- _ASSIGNED TASK_
From the entries below, count the lines holding the word "CJIS" and give nothing but the number.

- _EXTRACTED INFORMATION_
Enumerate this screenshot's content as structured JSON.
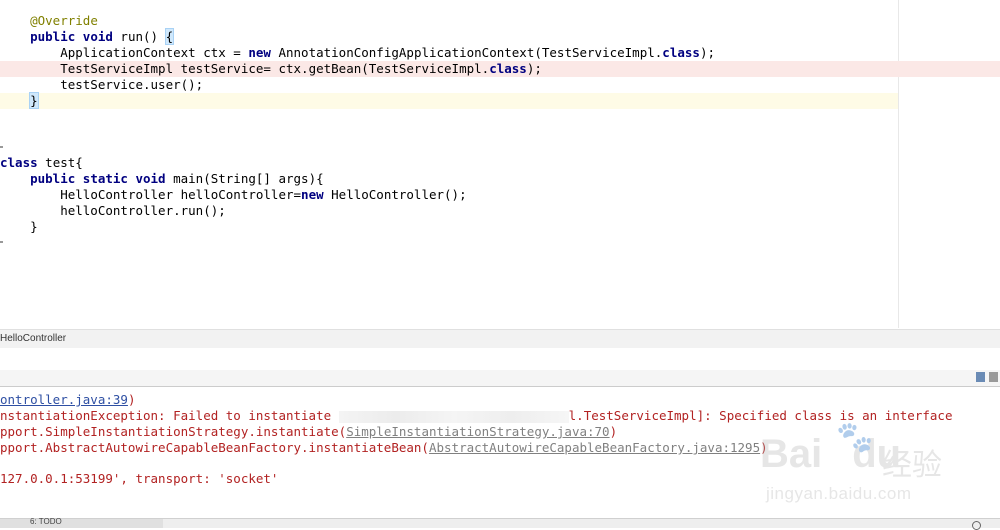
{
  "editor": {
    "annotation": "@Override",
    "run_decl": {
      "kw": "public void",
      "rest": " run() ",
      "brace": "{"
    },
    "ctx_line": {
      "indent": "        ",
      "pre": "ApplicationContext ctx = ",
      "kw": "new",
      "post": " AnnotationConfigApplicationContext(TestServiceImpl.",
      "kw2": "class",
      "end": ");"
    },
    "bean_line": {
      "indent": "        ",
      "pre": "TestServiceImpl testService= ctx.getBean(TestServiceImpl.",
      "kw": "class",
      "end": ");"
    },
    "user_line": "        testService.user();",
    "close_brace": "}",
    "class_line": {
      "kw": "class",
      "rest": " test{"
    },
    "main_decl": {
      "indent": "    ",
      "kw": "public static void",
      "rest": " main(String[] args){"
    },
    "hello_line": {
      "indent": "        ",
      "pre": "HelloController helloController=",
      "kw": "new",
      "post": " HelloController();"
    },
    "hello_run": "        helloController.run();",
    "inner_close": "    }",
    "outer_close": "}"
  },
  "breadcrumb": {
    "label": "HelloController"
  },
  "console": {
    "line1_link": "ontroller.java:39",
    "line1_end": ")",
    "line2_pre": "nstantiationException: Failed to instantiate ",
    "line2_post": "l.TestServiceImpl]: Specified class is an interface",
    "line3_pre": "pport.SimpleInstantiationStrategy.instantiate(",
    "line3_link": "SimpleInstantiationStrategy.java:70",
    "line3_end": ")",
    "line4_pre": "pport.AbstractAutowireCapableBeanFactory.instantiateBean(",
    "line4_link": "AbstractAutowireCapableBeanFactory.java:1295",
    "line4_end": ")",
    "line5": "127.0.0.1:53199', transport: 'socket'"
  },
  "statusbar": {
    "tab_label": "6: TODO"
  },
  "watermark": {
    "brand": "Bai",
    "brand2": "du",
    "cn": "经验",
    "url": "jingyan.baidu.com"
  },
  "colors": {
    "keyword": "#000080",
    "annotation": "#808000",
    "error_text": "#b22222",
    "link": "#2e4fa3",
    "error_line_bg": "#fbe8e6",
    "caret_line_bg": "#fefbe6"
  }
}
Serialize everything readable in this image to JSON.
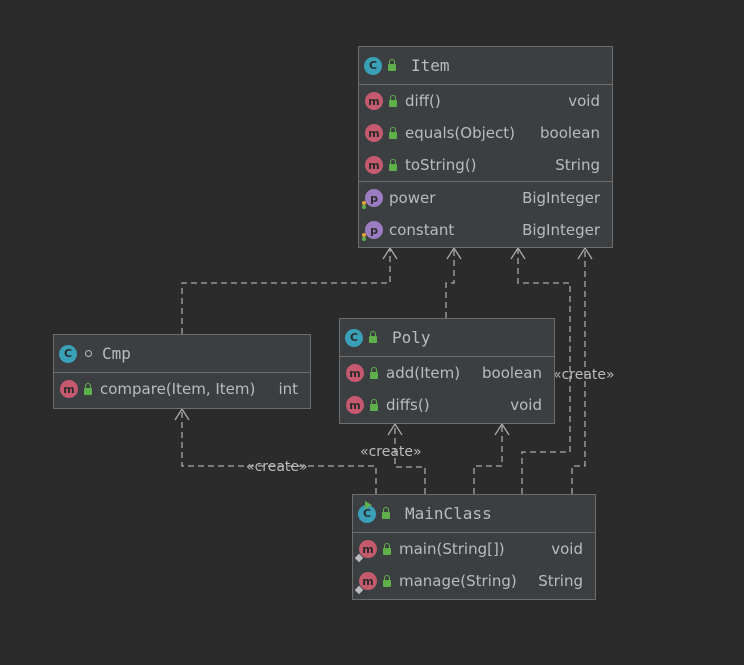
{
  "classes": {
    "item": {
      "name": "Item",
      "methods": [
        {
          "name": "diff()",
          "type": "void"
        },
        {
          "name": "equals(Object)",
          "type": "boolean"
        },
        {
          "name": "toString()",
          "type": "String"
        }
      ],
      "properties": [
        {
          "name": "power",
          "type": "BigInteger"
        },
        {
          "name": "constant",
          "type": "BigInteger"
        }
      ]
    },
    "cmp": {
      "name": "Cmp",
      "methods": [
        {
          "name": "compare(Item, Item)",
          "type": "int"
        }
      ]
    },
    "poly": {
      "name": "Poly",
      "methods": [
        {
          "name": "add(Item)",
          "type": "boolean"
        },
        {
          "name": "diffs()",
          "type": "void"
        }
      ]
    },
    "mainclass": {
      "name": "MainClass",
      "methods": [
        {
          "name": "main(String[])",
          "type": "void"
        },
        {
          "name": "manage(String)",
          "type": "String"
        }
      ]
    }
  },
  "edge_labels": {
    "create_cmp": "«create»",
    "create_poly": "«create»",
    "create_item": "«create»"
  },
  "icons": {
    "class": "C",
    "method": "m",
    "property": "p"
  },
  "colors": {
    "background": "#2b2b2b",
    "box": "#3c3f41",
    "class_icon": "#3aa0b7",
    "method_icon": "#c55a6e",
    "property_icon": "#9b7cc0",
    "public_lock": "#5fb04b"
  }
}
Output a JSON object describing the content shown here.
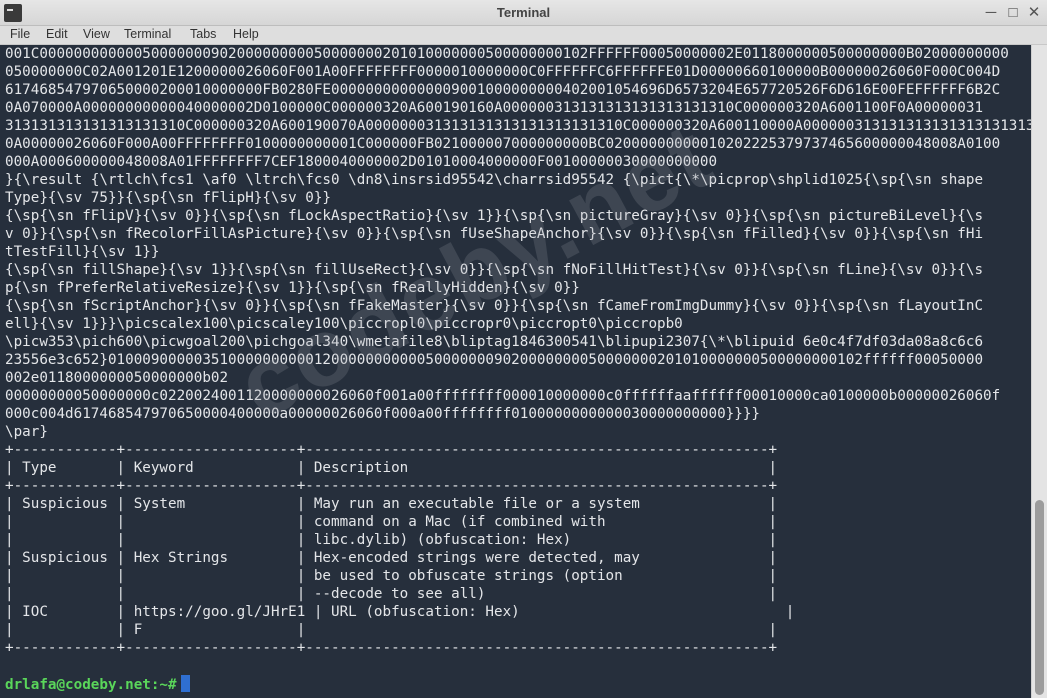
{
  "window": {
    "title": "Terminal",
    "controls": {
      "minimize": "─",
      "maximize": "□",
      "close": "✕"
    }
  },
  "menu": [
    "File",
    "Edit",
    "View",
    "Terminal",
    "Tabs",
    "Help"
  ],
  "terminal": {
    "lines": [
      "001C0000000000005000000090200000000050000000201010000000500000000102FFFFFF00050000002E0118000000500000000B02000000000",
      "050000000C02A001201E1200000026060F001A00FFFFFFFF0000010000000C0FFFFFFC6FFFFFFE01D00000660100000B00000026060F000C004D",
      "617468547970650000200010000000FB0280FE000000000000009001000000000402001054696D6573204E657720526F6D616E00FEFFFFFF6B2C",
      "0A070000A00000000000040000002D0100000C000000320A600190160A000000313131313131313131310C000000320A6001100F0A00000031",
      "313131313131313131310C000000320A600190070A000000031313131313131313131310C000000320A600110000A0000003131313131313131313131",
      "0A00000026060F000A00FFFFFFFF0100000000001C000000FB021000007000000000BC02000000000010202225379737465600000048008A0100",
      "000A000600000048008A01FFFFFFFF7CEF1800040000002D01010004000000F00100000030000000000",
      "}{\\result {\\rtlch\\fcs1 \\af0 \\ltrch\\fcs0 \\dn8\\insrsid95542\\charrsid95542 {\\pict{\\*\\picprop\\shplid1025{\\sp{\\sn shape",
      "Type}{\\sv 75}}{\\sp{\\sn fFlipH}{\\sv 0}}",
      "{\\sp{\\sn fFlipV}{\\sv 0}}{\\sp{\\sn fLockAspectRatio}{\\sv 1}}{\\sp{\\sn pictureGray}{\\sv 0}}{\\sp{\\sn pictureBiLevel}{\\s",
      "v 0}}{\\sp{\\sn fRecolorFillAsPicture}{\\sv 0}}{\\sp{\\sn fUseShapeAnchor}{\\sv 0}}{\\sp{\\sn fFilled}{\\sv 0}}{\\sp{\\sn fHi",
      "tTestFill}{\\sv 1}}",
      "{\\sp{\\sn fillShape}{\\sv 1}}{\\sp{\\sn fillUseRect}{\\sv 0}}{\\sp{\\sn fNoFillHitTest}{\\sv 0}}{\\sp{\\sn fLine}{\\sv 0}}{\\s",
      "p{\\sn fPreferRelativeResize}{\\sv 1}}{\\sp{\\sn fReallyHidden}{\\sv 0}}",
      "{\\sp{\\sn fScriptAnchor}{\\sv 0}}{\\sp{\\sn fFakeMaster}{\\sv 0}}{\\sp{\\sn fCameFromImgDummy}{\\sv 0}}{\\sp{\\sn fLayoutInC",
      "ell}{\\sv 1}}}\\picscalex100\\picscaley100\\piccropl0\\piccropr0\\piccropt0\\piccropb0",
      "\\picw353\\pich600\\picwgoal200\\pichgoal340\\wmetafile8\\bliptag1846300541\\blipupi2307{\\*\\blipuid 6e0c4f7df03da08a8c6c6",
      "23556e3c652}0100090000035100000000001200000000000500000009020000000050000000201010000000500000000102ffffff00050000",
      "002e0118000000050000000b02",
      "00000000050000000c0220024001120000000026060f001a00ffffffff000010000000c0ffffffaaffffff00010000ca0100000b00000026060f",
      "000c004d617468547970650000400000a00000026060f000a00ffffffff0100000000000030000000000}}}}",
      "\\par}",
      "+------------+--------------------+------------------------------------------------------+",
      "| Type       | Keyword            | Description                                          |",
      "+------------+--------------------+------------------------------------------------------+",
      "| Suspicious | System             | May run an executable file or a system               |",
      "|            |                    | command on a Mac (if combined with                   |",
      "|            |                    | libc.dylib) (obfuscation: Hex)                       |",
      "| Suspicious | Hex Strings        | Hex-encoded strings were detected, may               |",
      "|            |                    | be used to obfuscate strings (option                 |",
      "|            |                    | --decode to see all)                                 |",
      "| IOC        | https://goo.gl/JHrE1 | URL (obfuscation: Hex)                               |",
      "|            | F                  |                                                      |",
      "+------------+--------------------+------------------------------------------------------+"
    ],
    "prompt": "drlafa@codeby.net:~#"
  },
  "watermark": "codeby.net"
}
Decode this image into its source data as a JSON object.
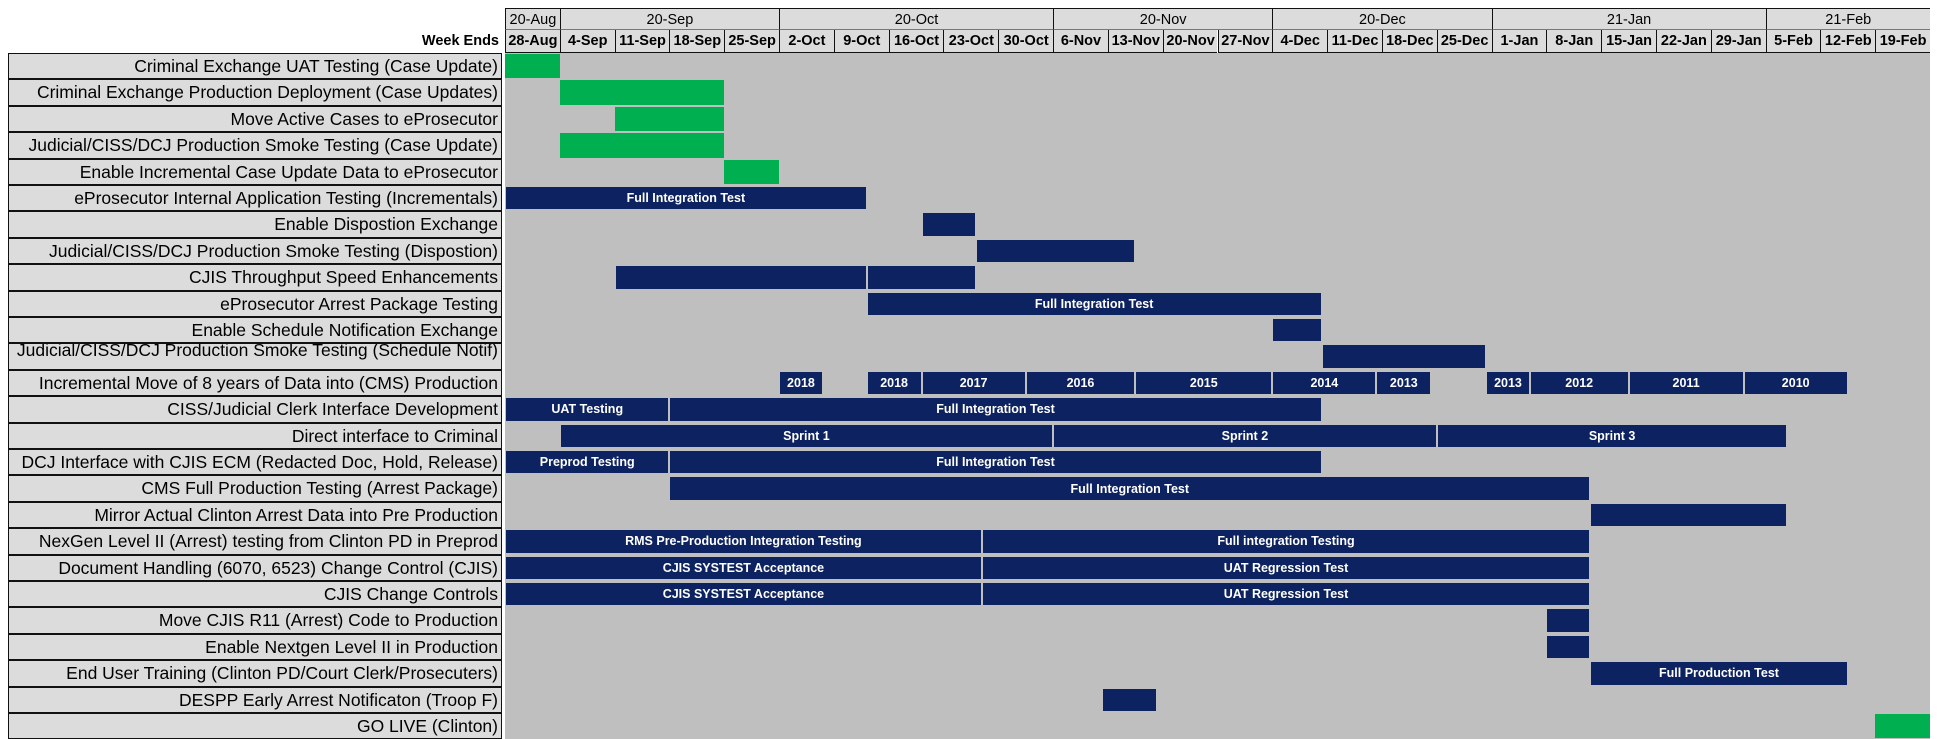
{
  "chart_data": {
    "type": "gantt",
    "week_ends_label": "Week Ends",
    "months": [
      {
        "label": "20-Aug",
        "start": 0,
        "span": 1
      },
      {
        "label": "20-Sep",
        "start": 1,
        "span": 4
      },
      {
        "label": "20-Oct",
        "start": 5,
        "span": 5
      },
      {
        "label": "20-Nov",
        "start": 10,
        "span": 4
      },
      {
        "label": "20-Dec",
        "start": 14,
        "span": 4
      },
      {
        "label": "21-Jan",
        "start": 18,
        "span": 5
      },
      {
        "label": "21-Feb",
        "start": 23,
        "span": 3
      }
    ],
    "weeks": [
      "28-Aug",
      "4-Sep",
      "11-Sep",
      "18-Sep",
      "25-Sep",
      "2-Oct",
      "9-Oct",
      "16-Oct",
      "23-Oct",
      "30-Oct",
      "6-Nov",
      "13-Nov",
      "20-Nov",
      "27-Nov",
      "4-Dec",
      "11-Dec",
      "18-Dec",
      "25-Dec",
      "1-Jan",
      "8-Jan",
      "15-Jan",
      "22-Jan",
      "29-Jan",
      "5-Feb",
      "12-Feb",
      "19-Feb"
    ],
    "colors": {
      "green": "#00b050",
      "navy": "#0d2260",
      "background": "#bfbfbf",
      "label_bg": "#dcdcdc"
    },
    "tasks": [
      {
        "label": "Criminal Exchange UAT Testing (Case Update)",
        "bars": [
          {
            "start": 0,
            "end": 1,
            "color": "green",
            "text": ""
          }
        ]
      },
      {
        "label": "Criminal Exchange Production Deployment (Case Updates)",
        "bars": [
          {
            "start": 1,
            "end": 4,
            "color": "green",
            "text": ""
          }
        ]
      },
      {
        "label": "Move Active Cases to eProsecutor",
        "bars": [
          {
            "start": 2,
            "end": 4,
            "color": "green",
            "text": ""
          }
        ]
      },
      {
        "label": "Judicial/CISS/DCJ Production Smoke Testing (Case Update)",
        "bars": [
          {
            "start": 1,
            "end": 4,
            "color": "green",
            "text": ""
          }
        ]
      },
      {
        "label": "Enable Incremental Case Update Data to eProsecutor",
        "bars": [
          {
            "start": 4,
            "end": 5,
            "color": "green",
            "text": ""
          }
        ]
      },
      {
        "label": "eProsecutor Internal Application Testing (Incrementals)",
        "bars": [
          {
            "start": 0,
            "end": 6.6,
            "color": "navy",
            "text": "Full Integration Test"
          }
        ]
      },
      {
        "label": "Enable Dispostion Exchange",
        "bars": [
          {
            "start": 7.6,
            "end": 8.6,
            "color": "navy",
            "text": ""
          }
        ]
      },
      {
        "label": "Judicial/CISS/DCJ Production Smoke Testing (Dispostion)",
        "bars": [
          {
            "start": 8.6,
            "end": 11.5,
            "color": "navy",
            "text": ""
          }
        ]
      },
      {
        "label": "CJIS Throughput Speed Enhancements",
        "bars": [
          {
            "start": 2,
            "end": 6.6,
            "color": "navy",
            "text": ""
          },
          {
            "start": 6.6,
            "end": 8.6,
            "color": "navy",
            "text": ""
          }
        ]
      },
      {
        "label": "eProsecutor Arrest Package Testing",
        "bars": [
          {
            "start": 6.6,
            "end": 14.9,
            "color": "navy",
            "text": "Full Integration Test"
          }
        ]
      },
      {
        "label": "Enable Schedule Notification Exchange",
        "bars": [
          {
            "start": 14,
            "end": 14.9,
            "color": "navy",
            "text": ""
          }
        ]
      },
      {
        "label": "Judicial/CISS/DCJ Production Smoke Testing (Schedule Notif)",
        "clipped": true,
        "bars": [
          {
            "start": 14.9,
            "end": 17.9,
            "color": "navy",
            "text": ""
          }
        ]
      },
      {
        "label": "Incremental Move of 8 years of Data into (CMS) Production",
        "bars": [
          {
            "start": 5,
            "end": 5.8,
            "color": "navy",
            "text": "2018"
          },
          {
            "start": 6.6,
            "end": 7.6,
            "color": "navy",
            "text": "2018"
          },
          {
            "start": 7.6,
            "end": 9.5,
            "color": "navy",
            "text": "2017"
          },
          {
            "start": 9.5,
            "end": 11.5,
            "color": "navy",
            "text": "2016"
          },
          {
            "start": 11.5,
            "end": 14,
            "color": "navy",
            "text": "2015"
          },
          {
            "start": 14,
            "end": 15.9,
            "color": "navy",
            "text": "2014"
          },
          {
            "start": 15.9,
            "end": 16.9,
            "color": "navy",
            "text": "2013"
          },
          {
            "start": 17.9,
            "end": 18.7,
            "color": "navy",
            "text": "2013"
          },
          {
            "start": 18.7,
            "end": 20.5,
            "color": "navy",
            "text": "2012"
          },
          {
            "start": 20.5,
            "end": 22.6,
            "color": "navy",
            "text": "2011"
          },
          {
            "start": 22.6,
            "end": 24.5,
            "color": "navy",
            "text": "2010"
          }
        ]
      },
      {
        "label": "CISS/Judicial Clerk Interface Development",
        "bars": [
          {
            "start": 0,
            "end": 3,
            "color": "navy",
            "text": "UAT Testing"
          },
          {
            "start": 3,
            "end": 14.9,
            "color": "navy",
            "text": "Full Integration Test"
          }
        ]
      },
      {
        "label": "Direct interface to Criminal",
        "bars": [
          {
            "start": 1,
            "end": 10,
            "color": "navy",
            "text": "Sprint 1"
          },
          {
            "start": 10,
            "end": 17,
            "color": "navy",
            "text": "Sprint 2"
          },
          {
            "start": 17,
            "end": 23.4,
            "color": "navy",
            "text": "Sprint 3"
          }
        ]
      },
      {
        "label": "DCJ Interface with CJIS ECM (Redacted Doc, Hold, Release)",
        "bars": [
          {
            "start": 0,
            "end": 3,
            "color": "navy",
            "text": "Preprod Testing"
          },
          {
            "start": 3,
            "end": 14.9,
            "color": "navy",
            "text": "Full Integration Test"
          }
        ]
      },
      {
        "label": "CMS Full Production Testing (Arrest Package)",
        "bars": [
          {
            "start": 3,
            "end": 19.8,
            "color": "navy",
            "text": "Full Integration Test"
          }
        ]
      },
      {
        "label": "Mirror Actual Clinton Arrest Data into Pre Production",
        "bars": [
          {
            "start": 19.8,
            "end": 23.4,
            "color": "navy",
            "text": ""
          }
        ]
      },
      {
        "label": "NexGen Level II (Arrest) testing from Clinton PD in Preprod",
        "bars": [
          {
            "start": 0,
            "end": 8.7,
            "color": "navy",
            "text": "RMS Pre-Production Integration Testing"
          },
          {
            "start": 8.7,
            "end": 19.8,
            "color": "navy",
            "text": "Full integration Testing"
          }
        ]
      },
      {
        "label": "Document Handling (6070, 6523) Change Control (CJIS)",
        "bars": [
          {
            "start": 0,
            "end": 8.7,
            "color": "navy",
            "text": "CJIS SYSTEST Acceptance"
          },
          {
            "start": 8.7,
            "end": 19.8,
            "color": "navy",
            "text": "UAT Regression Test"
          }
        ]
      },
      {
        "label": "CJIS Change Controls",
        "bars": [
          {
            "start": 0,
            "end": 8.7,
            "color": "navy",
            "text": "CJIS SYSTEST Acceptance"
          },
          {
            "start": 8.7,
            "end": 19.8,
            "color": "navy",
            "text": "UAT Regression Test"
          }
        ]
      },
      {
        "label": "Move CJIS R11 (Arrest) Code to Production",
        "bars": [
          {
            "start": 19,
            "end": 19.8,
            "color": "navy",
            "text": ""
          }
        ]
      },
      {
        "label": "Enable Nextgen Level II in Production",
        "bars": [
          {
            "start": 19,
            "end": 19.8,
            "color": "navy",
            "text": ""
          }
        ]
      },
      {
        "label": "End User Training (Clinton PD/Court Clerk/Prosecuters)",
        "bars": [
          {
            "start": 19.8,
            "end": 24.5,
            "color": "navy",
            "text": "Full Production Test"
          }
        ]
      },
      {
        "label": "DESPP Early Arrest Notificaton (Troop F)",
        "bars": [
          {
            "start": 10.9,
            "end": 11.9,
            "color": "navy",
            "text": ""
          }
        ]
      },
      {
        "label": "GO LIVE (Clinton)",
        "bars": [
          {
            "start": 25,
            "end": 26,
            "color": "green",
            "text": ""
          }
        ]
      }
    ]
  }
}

- _TASK ANSWER_
7